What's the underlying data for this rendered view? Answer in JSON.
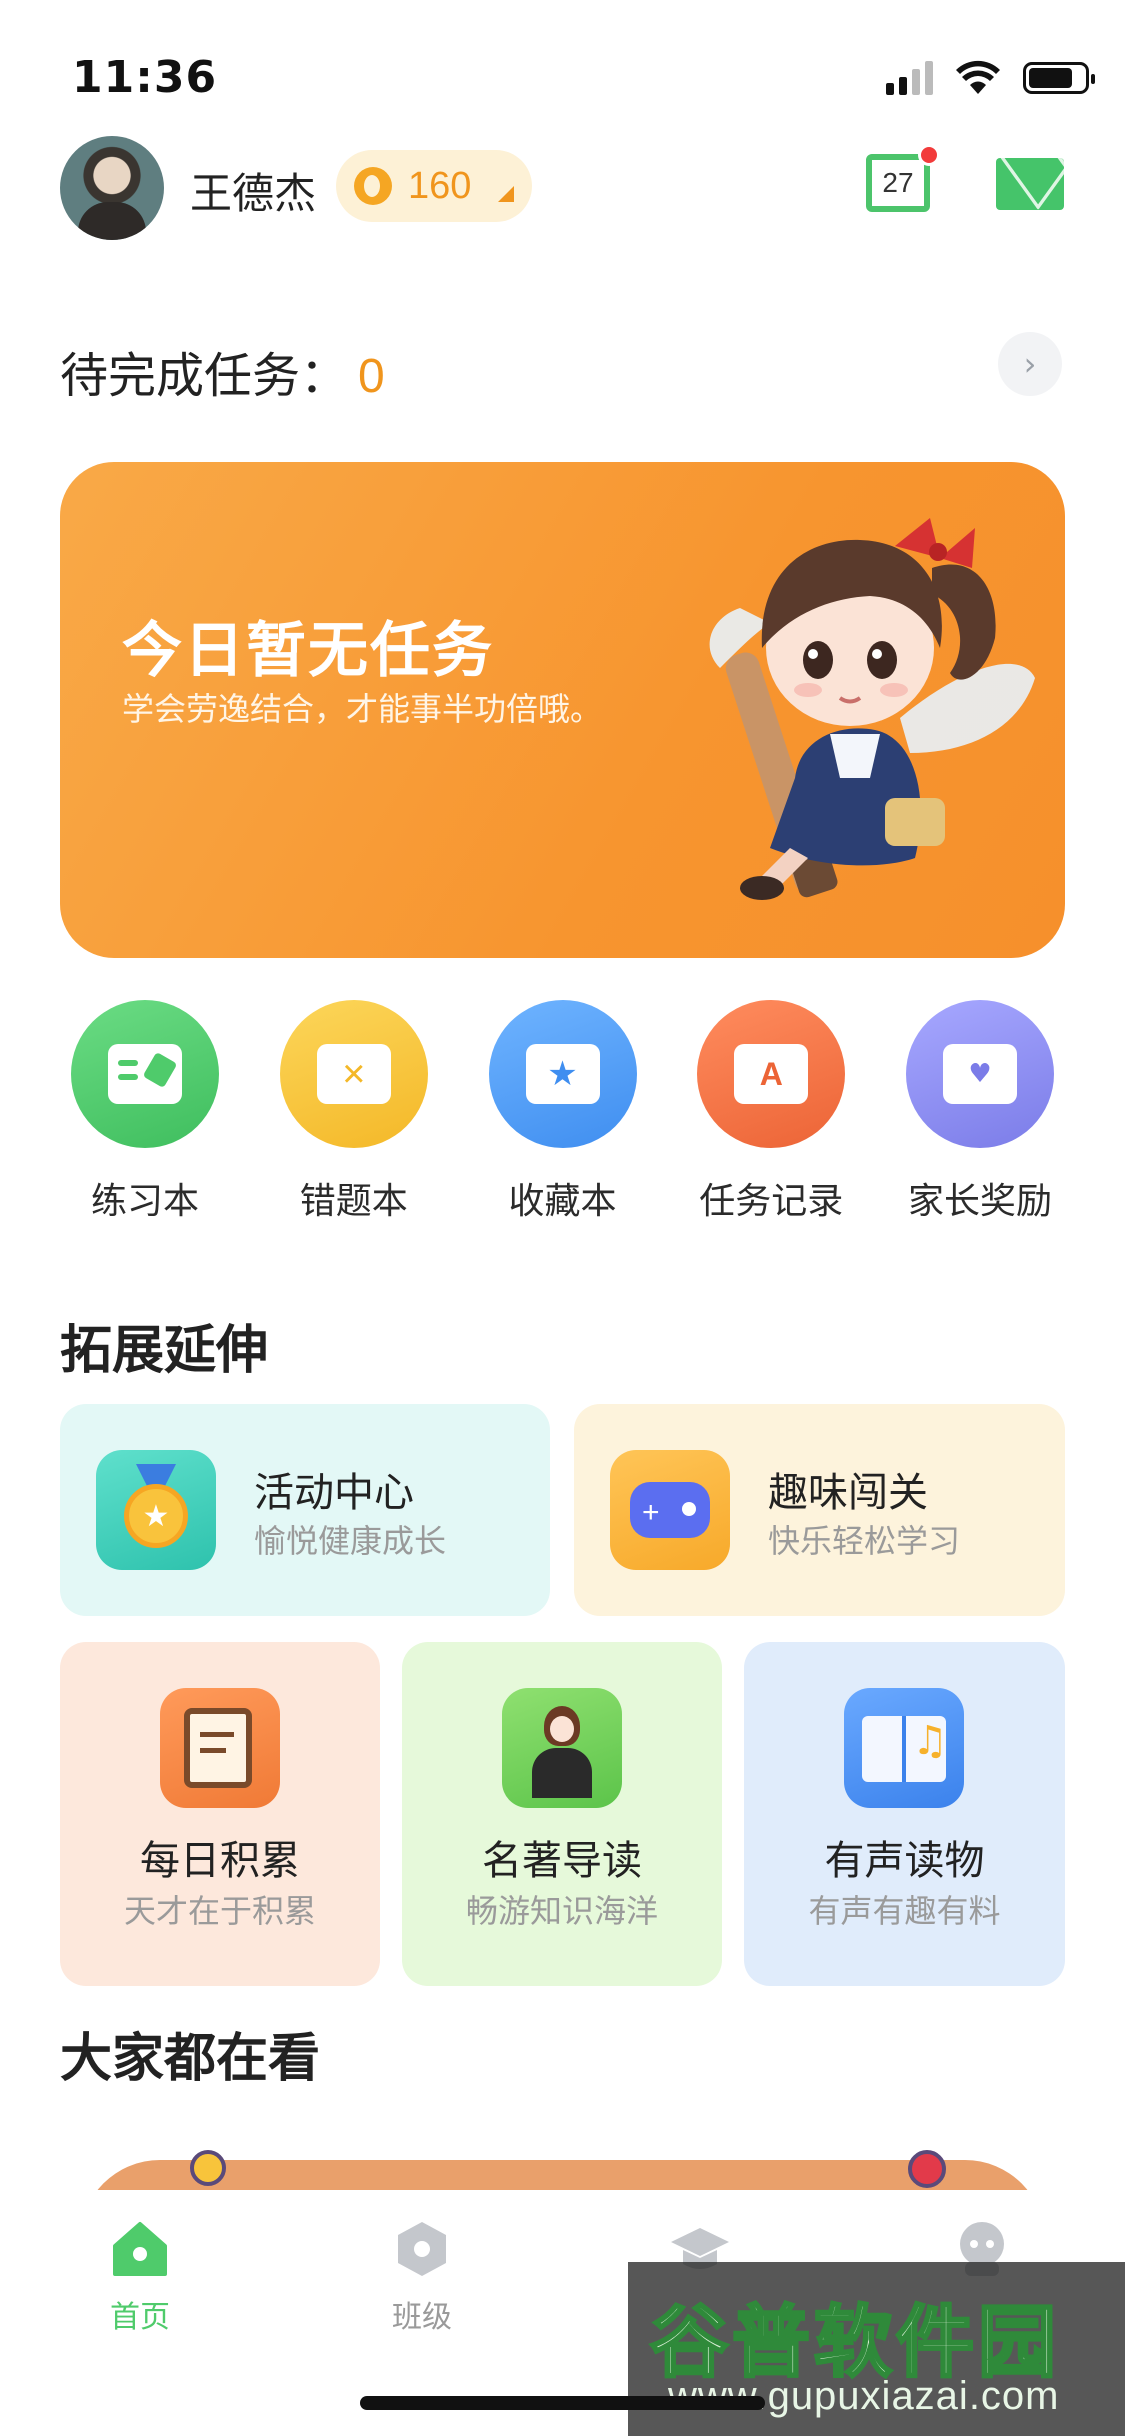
{
  "status_bar": {
    "time": "11:36"
  },
  "header": {
    "username": "王德杰",
    "coins": "160",
    "calendar_day": "27"
  },
  "pending": {
    "label": "待完成任务：",
    "count": "0"
  },
  "banner": {
    "title": "今日暂无任务",
    "subtitle": "学会劳逸结合，才能事半功倍哦。"
  },
  "quick_actions": [
    {
      "label": "练习本",
      "color": "#4fcb6b"
    },
    {
      "label": "错题本",
      "color": "#f8c43b"
    },
    {
      "label": "收藏本",
      "color": "#4f9ef5"
    },
    {
      "label": "任务记录",
      "color": "#f2764a"
    },
    {
      "label": "家长奖励",
      "color": "#8e8ff2"
    }
  ],
  "sections": {
    "extension": "拓展延伸",
    "popular": "大家都在看"
  },
  "extension_cards": [
    {
      "title": "活动中心",
      "subtitle": "愉悦健康成长",
      "bg": "#e3f8f6"
    },
    {
      "title": "趣味闯关",
      "subtitle": "快乐轻松学习",
      "bg": "#fdf3dc"
    },
    {
      "title": "每日积累",
      "subtitle": "天才在于积累",
      "bg": "#fde8dc"
    },
    {
      "title": "名著导读",
      "subtitle": "畅游知识海洋",
      "bg": "#e6f9da"
    },
    {
      "title": "有声读物",
      "subtitle": "有声有趣有料",
      "bg": "#e0ecfb"
    }
  ],
  "tabs": [
    {
      "label": "首页",
      "active": true
    },
    {
      "label": "班级",
      "active": false
    },
    {
      "label": "",
      "active": false
    },
    {
      "label": "",
      "active": false
    }
  ],
  "watermark": {
    "title": "谷普软件园",
    "url": "www.gupuxiazai.com"
  },
  "colors": {
    "accent_green": "#4fcb6b",
    "accent_orange": "#f0951d",
    "banner_orange": "#f7952f"
  }
}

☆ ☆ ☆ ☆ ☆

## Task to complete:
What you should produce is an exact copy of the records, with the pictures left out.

## Written solution:
What's the underlying data for this rendered view? Answer in JSON.
{
  "status_bar": {
    "time": "11:36"
  },
  "header": {
    "username": "王德杰",
    "coins": "160",
    "calendar_day": "27"
  },
  "pending": {
    "label": "待完成任务：",
    "count": "0"
  },
  "banner": {
    "title": "今日暂无任务",
    "subtitle": "学会劳逸结合，才能事半功倍哦。"
  },
  "quick_actions": [
    {
      "label": "练习本",
      "color": "#4fcb6b"
    },
    {
      "label": "错题本",
      "color": "#f8c43b"
    },
    {
      "label": "收藏本",
      "color": "#4f9ef5"
    },
    {
      "label": "任务记录",
      "color": "#f2764a"
    },
    {
      "label": "家长奖励",
      "color": "#8e8ff2"
    }
  ],
  "sections": {
    "extension": "拓展延伸",
    "popular": "大家都在看"
  },
  "extension_cards": [
    {
      "title": "活动中心",
      "subtitle": "愉悦健康成长",
      "bg": "#e3f8f6"
    },
    {
      "title": "趣味闯关",
      "subtitle": "快乐轻松学习",
      "bg": "#fdf3dc"
    },
    {
      "title": "每日积累",
      "subtitle": "天才在于积累",
      "bg": "#fde8dc"
    },
    {
      "title": "名著导读",
      "subtitle": "畅游知识海洋",
      "bg": "#e6f9da"
    },
    {
      "title": "有声读物",
      "subtitle": "有声有趣有料",
      "bg": "#e0ecfb"
    }
  ],
  "tabs": [
    {
      "label": "首页",
      "active": true
    },
    {
      "label": "班级",
      "active": false
    },
    {
      "label": "",
      "active": false
    },
    {
      "label": "",
      "active": false
    }
  ],
  "watermark": {
    "title": "谷普软件园",
    "url": "www.gupuxiazai.com"
  },
  "colors": {
    "accent_green": "#4fcb6b",
    "accent_orange": "#f0951d",
    "banner_orange": "#f7952f"
  }
}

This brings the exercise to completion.